One evening in 1994, while heading to see a movie at Hoyts 8 (the old Christchurch Railway Station on Moorhouse Ave), I spotted in the corner of my eye what turned out to be the ‘Canterbury Workers’ Memorial’, on a small piece of land – by the eastern end of the car park – gifted to the workers of Canterbury by the Christchurch City Council. It was erected in 1988 as an unofficial memorial to all Cantab men and women, killed, injured or made sick while at work.
The memorial placement in the city couldn’t have been more fitting. Just over the fence, run the city’s railway lines – an industry that has seen the loss of many workers’ lives over the years – and this land, while worked by the Christchurch Railway Station, was previously known as the Marshalling Centre, an area for the shunting of railway wagons which was a particularly dangerous place to be working.
Around the world on 28th April every year the International Workers Memorial Day brings together trade unions, workplace health & safety advocates, employers and employees of every kind, to ‘…mourn for the dead, but fight for the living…’ – making pledges to continue the battle for further improvements in the workplace.
With around 2 million workers deaths, and 270 million work related injuries recorded every year around the world, over one hundred countries take part in the International Workers’ Memorial Day. It is sobering to think that one worker dies every 15 seconds.
Sadly, New Zealand has yet to acknowledge this date as a national day of mourning or remembrance.
The first Workers’ Memorial Day was declared in 1970 by the AFL –CLO (American Federation of Labor & Congress of Industrial Organizations). Canada followed suit in 1984 and the U.K in 1992.

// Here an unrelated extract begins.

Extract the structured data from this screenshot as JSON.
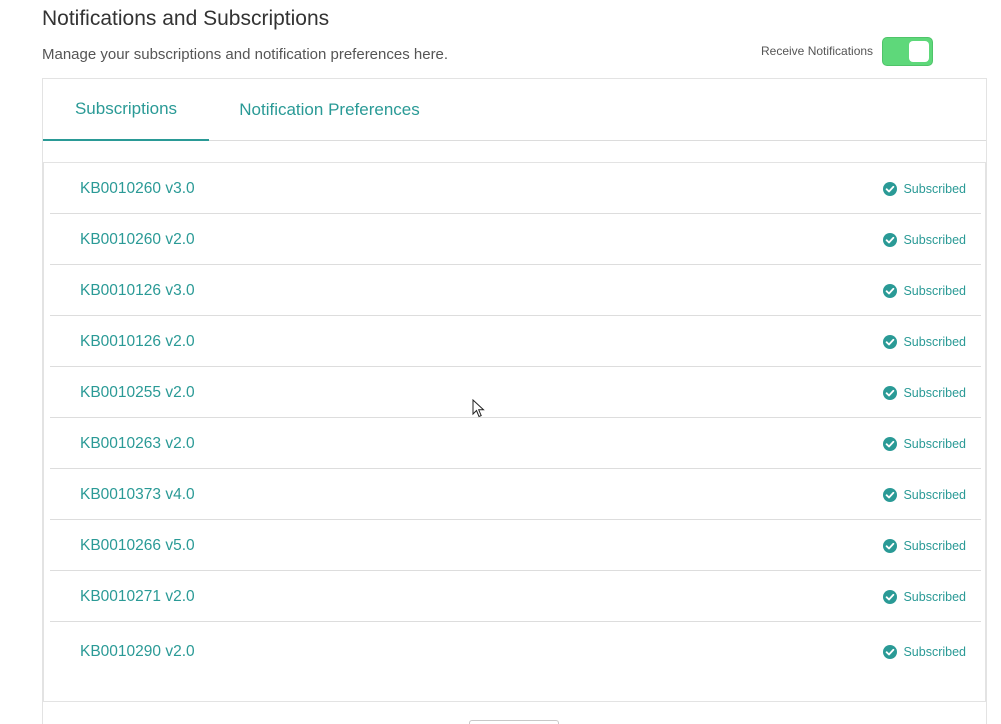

North American, Asian, European and African trade unions have organized events since 1989 which include the laying of wreaths, balloons, tree planting or the symbolic use of ‘empty shoes’ are generally used during these ceremonies.
*Photo taken by Annette Bulovic*